When I inverted, the fabric wrapped around my deep core line. We have many lines, (Chinese acupuncture) or meridians running through and around the body, but this deep core line, was harder to access. I began to notice my sciatica went away, back pain eased, and felt a deep core strength like I haven’t felt in regular yoga. When you invert using a hammock, it puts pressure on a main juncture of the hip crease. This pressure forces the hips to work in a symmetrical way. Often even when we are in regular yoga, the hips are not square, or even, the way they should be. This is due to tightness in the psoas muscle, which is a hip flexor muscle. Anytime you lift your leg, you are using your psoas muscle. We have 2 hip flexor muscles, one on the right, and left. Usually one side becomes tighter, and sets up problems revolving around that tightness. The hips, the whole back, neck, knees and ankles are all affected in some way by tightness in this muscle. Sitting for long periods, any activity such as running, or ab workouts can all tighten the hip flexors, which ironically weakens the abs from doing their postural work keeping us upright. In fact, our thoughts also can contribute to tightness in the psoas. These activities make the psoas tight, and it throws the thigh bone (femur) forward. This also creates problems in the back body, because the hamstrings cannot work the way they were meant to, causing sciatica to flare up. Knee problems arise, and can stem from the thighbone being too forward, causing tightness in the piraformis, a muscle in the butt, which aids in external rotation.

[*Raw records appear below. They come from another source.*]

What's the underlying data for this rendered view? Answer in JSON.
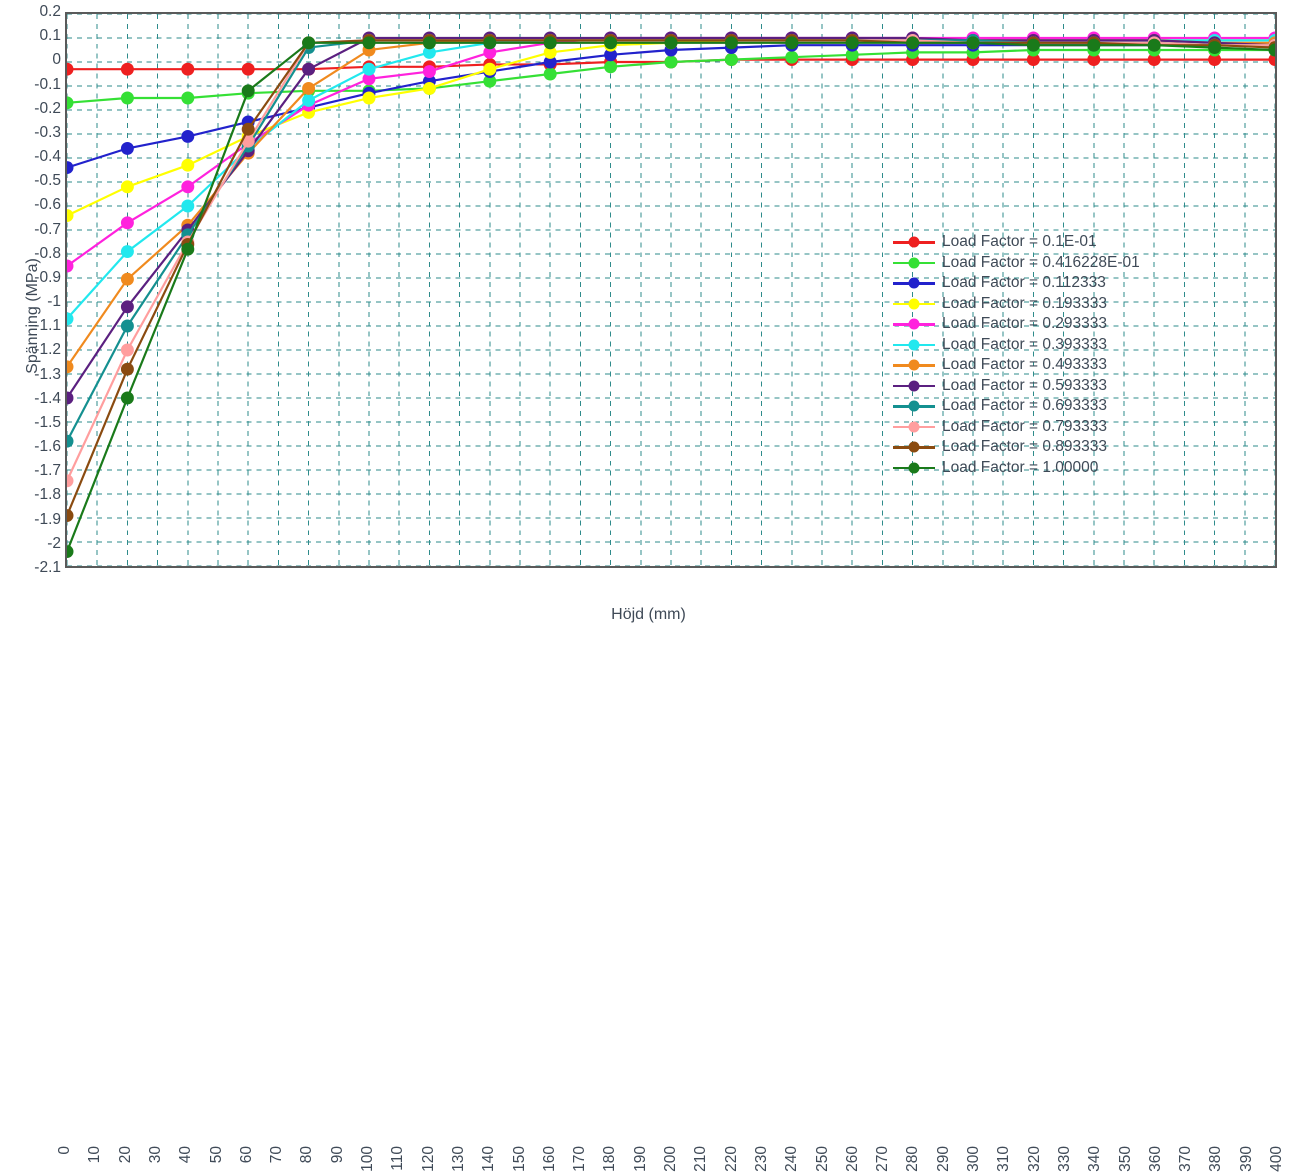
{
  "chart_data": {
    "type": "line",
    "title": "",
    "xlabel": "Höjd (mm)",
    "ylabel": "Spänning (MPa)",
    "xlim": [
      0,
      400
    ],
    "ylim": [
      -2.1,
      0.2
    ],
    "xticks": [
      0,
      10,
      20,
      30,
      40,
      50,
      60,
      70,
      80,
      90,
      100,
      110,
      120,
      130,
      140,
      150,
      160,
      170,
      180,
      190,
      200,
      210,
      220,
      230,
      240,
      250,
      260,
      270,
      280,
      290,
      300,
      310,
      320,
      330,
      340,
      350,
      360,
      370,
      380,
      390,
      400
    ],
    "yticks": [
      0.2,
      0.1,
      0,
      -0.1,
      -0.2,
      -0.3,
      -0.4,
      -0.5,
      -0.6,
      -0.7,
      -0.8,
      -0.9,
      -1,
      -1.1,
      -1.2,
      -1.3,
      -1.4,
      -1.5,
      -1.6,
      -1.7,
      -1.8,
      -1.9,
      -2,
      -2.1
    ],
    "grid": true,
    "grid_color": "#2e8b8b",
    "grid_style": "dashed",
    "legend_position": "center-right",
    "marker": "circle",
    "x": [
      0,
      20,
      40,
      60,
      80,
      100,
      120,
      140,
      160,
      180,
      200,
      220,
      240,
      260,
      280,
      300,
      320,
      340,
      360,
      380,
      400
    ],
    "series": [
      {
        "name": "Load Factor = 0.1E-01",
        "color": "#ee2020",
        "values": [
          -0.03,
          -0.03,
          -0.03,
          -0.03,
          -0.03,
          -0.02,
          -0.02,
          -0.01,
          -0.01,
          0.0,
          0.0,
          0.01,
          0.01,
          0.01,
          0.01,
          0.01,
          0.01,
          0.01,
          0.01,
          0.01,
          0.01
        ]
      },
      {
        "name": "Load Factor = 0.416228E-01",
        "color": "#35e035",
        "values": [
          -0.17,
          -0.15,
          -0.15,
          -0.13,
          -0.12,
          -0.12,
          -0.11,
          -0.08,
          -0.05,
          -0.02,
          0.0,
          0.01,
          0.02,
          0.03,
          0.04,
          0.04,
          0.05,
          0.05,
          0.05,
          0.05,
          0.05
        ]
      },
      {
        "name": "Load Factor = 0.112333",
        "color": "#2222cc",
        "values": [
          -0.44,
          -0.36,
          -0.31,
          -0.25,
          -0.19,
          -0.13,
          -0.08,
          -0.04,
          0.0,
          0.03,
          0.05,
          0.06,
          0.07,
          0.07,
          0.07,
          0.07,
          0.07,
          0.07,
          0.07,
          0.07,
          0.07
        ]
      },
      {
        "name": "Load Factor = 0.193333",
        "color": "#ffff00",
        "values": [
          -0.64,
          -0.52,
          -0.43,
          -0.31,
          -0.21,
          -0.15,
          -0.11,
          -0.03,
          0.04,
          0.07,
          0.08,
          0.09,
          0.09,
          0.09,
          0.09,
          0.09,
          0.09,
          0.09,
          0.09,
          0.09,
          0.09
        ]
      },
      {
        "name": "Load Factor = 0.293333",
        "color": "#ff22dd",
        "values": [
          -0.85,
          -0.67,
          -0.52,
          -0.34,
          -0.18,
          -0.07,
          -0.04,
          0.04,
          0.08,
          0.1,
          0.1,
          0.1,
          0.1,
          0.1,
          0.1,
          0.1,
          0.1,
          0.1,
          0.1,
          0.1,
          0.1
        ]
      },
      {
        "name": "Load Factor = 0.393333",
        "color": "#22e8ee",
        "values": [
          -1.07,
          -0.79,
          -0.6,
          -0.36,
          -0.16,
          -0.03,
          0.04,
          0.08,
          0.09,
          0.09,
          0.09,
          0.09,
          0.09,
          0.09,
          0.09,
          0.09,
          0.09,
          0.09,
          0.09,
          0.09,
          0.09
        ]
      },
      {
        "name": "Load Factor = 0.493333",
        "color": "#f08a1e",
        "values": [
          -1.27,
          -0.905,
          -0.68,
          -0.38,
          -0.11,
          0.05,
          0.08,
          0.09,
          0.09,
          0.09,
          0.09,
          0.09,
          0.09,
          0.09,
          0.09,
          0.09,
          0.09,
          0.09,
          0.09,
          0.08,
          0.08
        ]
      },
      {
        "name": "Load Factor = 0.593333",
        "color": "#5b2080",
        "values": [
          -1.4,
          -1.02,
          -0.7,
          -0.37,
          -0.03,
          0.1,
          0.1,
          0.1,
          0.1,
          0.1,
          0.1,
          0.1,
          0.1,
          0.1,
          0.1,
          0.09,
          0.09,
          0.09,
          0.09,
          0.08,
          0.07
        ]
      },
      {
        "name": "Load Factor = 0.693333",
        "color": "#149090",
        "values": [
          -1.58,
          -1.1,
          -0.72,
          -0.35,
          0.06,
          0.09,
          0.09,
          0.09,
          0.09,
          0.09,
          0.09,
          0.09,
          0.09,
          0.09,
          0.09,
          0.09,
          0.08,
          0.08,
          0.08,
          0.07,
          0.07
        ]
      },
      {
        "name": "Load Factor = 0.793333",
        "color": "#ff9e9e",
        "values": [
          -1.745,
          -1.2,
          -0.75,
          -0.33,
          0.08,
          0.09,
          0.09,
          0.09,
          0.09,
          0.09,
          0.09,
          0.09,
          0.09,
          0.09,
          0.09,
          0.08,
          0.08,
          0.08,
          0.08,
          0.07,
          0.07
        ]
      },
      {
        "name": "Load Factor = 0.893333",
        "color": "#8a4b10",
        "values": [
          -1.89,
          -1.28,
          -0.76,
          -0.28,
          0.08,
          0.09,
          0.09,
          0.09,
          0.09,
          0.09,
          0.09,
          0.09,
          0.09,
          0.09,
          0.08,
          0.08,
          0.08,
          0.08,
          0.07,
          0.07,
          0.06
        ]
      },
      {
        "name": "Load Factor = 1.00000",
        "color": "#1a7a1a",
        "values": [
          -2.04,
          -1.4,
          -0.78,
          -0.12,
          0.08,
          0.08,
          0.08,
          0.08,
          0.08,
          0.08,
          0.08,
          0.08,
          0.08,
          0.08,
          0.08,
          0.08,
          0.07,
          0.07,
          0.07,
          0.06,
          0.05
        ]
      }
    ]
  }
}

I love the way aerial hammock opens lengthens, and extends me. I also love the new found strength and postural symmetry that aerial yoga offers. Just coming up out of an inversion is like an upside down plank pose. Come, and try this amazing work out, and tell me you don’t love it!! Give yourself time to adjust to using the hammock, and feeling comfortable with it. Try one of our beginner friendly classes, or a specific workshop using the hammock. I’m sure overtime, you will love it just like I do, and especially love when the pain disappears for GOOD!
See you upside down,